|Test your knowledge|
Welcome to my series of blogs about Logistic Regression!
In this series, we will, step by step, explore the nature of one of the most popular predictive models for classification, including what it is, how it works, theory and practical guides, the requirements for using, advantages and disadvantages.
In this first blog, let me show you some of the basics even a layman should know about Logistic Regression.
What is Logistic Regression?
Logistic Regression is a fundamental brick of classification algorithms. To predict the label of a sample point, it computes a linear addition of the features (just like Linear Regression), this value is then being applied a Logistic function on (this is the part that differentiates it from Linear Regression), hence the name Logistic Regression.
Before digging into what a Logistic function is, let us take a review about the importance of Logistic Regression in our science.
The fact is, if anyone attempts to work on deriving knowledge from data, it is almost certain he will come across Logistic Regression, whatever path he chooses to go and whatever his goal is. We assume there are 3 typical roads for a newcomer to begin his journey into the world of data, those are Statistics, “traditional” Machine Learning (the one that involves conventional ML algorithms) and “modern” Deep Learning.

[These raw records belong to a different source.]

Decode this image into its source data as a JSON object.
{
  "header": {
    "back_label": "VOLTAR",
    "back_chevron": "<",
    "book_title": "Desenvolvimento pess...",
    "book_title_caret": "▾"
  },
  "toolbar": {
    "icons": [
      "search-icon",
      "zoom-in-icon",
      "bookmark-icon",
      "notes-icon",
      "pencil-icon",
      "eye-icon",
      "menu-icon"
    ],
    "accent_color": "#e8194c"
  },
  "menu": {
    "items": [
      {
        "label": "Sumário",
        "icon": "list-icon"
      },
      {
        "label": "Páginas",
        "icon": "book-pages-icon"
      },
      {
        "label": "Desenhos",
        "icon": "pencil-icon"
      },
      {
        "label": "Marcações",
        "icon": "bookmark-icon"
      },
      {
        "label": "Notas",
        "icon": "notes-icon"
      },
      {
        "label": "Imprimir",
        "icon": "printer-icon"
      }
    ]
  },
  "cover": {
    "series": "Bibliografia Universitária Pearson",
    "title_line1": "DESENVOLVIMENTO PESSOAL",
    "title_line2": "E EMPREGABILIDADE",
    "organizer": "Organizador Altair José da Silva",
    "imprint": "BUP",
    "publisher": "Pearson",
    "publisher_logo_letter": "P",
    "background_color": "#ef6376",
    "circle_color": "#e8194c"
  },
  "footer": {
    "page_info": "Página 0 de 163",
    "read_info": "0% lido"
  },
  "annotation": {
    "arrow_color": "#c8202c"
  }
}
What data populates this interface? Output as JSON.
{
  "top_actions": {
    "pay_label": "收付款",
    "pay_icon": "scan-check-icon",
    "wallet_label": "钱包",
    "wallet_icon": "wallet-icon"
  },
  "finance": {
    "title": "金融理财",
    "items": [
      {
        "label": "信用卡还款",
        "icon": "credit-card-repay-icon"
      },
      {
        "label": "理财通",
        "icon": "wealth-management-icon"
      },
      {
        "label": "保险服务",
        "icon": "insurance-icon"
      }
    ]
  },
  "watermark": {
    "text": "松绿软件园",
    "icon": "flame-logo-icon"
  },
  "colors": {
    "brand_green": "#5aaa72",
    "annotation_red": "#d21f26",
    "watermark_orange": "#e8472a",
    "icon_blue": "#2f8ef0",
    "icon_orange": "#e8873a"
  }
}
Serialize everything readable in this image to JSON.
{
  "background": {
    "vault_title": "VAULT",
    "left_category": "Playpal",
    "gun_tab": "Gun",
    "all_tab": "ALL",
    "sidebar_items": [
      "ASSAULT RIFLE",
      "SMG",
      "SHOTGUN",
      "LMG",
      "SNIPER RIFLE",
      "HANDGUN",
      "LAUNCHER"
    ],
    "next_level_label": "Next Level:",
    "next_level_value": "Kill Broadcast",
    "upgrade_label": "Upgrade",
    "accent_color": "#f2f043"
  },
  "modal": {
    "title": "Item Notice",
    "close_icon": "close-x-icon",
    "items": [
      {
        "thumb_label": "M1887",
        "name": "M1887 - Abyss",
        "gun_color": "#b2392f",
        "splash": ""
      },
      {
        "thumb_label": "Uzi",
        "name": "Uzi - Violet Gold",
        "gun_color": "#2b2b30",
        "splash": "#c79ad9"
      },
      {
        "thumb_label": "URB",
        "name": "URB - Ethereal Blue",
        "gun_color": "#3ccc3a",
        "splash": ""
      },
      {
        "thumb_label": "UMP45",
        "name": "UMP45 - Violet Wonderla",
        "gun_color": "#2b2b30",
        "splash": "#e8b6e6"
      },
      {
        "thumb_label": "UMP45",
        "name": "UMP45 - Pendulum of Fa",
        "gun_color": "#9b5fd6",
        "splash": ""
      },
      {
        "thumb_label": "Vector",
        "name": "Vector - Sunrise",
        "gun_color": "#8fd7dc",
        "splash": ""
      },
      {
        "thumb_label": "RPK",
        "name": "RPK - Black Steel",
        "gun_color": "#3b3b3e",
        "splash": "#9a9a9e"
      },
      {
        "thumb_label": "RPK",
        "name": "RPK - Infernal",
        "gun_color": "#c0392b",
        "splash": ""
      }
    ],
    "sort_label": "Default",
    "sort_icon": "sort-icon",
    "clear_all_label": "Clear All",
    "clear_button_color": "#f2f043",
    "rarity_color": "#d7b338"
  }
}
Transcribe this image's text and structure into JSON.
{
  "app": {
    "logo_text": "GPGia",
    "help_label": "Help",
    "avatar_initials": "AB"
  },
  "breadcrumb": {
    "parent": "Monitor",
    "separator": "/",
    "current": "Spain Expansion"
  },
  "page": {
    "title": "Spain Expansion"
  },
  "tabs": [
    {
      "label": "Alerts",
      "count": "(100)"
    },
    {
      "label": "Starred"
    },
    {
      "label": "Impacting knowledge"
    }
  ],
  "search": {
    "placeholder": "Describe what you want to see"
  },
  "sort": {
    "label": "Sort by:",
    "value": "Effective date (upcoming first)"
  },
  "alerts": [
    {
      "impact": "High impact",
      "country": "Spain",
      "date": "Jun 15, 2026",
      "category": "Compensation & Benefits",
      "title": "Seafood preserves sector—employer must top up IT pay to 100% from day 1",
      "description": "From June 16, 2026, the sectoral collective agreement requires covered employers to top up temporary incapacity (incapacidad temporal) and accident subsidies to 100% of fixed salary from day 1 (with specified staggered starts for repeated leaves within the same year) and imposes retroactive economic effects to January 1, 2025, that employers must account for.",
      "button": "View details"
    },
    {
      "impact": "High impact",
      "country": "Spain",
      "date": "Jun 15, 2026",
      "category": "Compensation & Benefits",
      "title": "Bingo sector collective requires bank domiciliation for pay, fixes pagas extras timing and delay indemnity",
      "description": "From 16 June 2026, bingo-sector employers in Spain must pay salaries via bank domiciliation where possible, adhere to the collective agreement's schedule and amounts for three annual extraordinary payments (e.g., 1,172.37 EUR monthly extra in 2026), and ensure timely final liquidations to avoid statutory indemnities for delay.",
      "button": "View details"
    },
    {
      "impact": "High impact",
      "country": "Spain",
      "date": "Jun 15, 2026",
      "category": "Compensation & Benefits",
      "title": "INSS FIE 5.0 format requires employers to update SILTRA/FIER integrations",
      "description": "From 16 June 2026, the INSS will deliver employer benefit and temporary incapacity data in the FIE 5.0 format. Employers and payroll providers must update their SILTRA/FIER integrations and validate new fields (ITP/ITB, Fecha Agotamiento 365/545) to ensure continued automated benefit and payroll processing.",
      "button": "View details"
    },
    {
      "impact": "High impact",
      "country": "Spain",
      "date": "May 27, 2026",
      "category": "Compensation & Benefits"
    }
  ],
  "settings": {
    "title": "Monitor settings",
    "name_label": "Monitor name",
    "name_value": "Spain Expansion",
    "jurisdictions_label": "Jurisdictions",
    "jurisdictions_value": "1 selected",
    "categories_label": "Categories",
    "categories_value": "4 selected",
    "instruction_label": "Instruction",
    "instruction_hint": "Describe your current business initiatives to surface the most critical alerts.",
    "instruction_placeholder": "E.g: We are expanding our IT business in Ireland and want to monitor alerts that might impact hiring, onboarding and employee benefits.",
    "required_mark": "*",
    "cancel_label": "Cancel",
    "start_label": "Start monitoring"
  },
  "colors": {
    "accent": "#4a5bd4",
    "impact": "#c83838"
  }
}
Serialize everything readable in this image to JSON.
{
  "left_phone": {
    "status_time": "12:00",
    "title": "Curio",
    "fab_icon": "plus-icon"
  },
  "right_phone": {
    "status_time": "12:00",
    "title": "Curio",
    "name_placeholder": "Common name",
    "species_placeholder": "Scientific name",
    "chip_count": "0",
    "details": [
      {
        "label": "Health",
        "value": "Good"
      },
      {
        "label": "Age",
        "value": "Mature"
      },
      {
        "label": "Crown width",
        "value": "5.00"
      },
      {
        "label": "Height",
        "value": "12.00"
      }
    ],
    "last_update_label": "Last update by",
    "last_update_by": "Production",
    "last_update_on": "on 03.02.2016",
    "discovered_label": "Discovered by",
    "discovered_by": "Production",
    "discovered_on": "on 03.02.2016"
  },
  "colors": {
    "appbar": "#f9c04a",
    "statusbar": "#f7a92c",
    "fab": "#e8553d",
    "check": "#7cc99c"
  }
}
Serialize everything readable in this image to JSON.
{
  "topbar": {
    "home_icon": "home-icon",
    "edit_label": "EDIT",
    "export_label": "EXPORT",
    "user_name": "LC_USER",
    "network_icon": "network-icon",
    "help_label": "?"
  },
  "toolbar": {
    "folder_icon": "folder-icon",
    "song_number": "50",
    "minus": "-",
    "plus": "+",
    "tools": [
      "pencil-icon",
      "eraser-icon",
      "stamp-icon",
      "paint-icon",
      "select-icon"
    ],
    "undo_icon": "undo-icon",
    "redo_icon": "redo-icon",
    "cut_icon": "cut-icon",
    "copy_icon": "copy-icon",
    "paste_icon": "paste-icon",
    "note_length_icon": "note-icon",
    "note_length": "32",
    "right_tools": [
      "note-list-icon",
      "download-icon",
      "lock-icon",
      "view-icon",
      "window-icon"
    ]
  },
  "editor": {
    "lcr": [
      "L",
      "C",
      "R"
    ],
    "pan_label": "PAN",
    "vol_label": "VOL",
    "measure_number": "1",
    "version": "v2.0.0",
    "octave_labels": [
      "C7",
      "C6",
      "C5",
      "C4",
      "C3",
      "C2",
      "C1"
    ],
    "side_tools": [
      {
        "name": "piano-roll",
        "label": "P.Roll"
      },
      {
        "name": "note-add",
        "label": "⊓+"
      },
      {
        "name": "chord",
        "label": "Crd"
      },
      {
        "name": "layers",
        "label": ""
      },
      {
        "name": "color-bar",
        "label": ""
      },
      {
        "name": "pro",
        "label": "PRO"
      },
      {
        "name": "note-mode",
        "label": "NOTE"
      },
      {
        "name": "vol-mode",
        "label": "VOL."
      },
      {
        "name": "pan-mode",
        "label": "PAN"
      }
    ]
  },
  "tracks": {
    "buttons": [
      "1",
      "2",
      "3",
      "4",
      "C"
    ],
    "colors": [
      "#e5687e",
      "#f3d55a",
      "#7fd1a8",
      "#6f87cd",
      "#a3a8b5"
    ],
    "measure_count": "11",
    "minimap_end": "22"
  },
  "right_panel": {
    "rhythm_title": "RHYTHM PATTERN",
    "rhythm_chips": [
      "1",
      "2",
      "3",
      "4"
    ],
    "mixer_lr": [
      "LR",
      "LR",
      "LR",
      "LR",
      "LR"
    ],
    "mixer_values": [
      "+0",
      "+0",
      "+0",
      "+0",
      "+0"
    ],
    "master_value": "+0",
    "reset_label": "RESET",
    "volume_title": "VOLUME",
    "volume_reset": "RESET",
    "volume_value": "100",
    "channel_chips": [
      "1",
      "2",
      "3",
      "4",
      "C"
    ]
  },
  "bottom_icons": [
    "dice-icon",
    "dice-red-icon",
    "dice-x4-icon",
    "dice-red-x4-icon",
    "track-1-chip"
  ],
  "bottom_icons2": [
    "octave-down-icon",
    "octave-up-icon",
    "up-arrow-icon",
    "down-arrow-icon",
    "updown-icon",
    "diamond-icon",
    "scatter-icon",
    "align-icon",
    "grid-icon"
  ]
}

From the above arguments, we conclude that Logistic Regression is a must-learn algorithm that we cannot avoid. It is important, so let’s get to know it, now!
Notice that in this introductory blog, we adopt this Logistic Regression for binary classification, that is the cases when there are 2 labels that data sample can be marked, instead of multi-classification when there may be any finite number of classes. An example of binary classification is spam email filtering (an email can be marked as 0 – meaning not spam or 1 – meaning spam) while recognizing hand-written digits is a task of multi-classification (10 possible digits, from 0 to 9).
How does it work?
Recall from our last series about Linear Regression, this algorithm is for regression, while despite its name, Logistic Regression is not for regression but rather classification. If you haven’t had some intuition about Linear Regression, I would suggest reading about it first.
These 2 are very closely related, the difference of Logistic Regression is that it is packed with a late-coming function, and this function changes its continuous value to a value that can be used to derive class labels.
( is the number of predictor variables).
We can see the function is the only difference, the game-changer function that converges Linear to Logistic Regression, converges a regression algorithm to a classification algorithm.
So what exactly is that ? That function is called Logistic Function (another name is Sigmoid Function), it takes the form:
For any continuous input value of , the output of is always a number in range (0, 1). We can visualize the function as below:
So then, if is in range (0, 0.5), the sample’s label will be classified as 0, while on the other hands, if is in range (0.5, 1), we predict the label is 1. If is exactly 0.5, we have no clue about the sample, we perceive it is equally likely to be 0 and 1.
For the first time when I encountered Logistic Regression, I was very curious about this Logistic Function. Why do we need it? For classification problems, we can just use Linear Regression and if the output is a negative number then we mark that sample’s label as 0, and the sample is marked as 1 if the output is positive, isn’t that more simple and straightforward?
This question can be further sliced into 2 parts: Why do we need a function to transform a real-and-continuous number into a value in the range (0, 1)?, and Among many functions that can do that transformation, why do we use the Logistic Function?
Let us answer these 2 questions one-by-one:
Firstly, for a (binary) classification problem, we should not let the output to be any real number, because:
Secondly, we have the question of: Why should we choose Logistic (or Sigmoid) Function over the others. To answer this in detail, we would have to dig a little bit in some mathematical transformations. I will not show those maths here, as this is just an introductory post, but to say about it at a high level, the Logistic Function, when being trained with Gradient Descent, turns out to give a very intuitive updating rule. In fact, the updating rule of Logistic Regression is the same as of Ordinary Linear Regression, that is, how we adjust the weight of the model is directly influenced by how much that weight contributes to the error term.
If you have read about Linear Regression, this rule should be very familiar:
Indeed, that is how we train Linear Regression, and that is also how we train Logistic Regression. Details about the way we derive this same updating rule for Logistic Regression will be given in the next post, so stay tuned!
|Test your understanding|
I’m really glad you followed this blog post up to this place.
During the last minutes, we revised the definition of Logistic Regression, the relationship of it with Linear Regression, answer some questions about its existence and importance, along with some brief info about the training process and Gradient Descent.
Hope you enjoy reading this! Have a good day!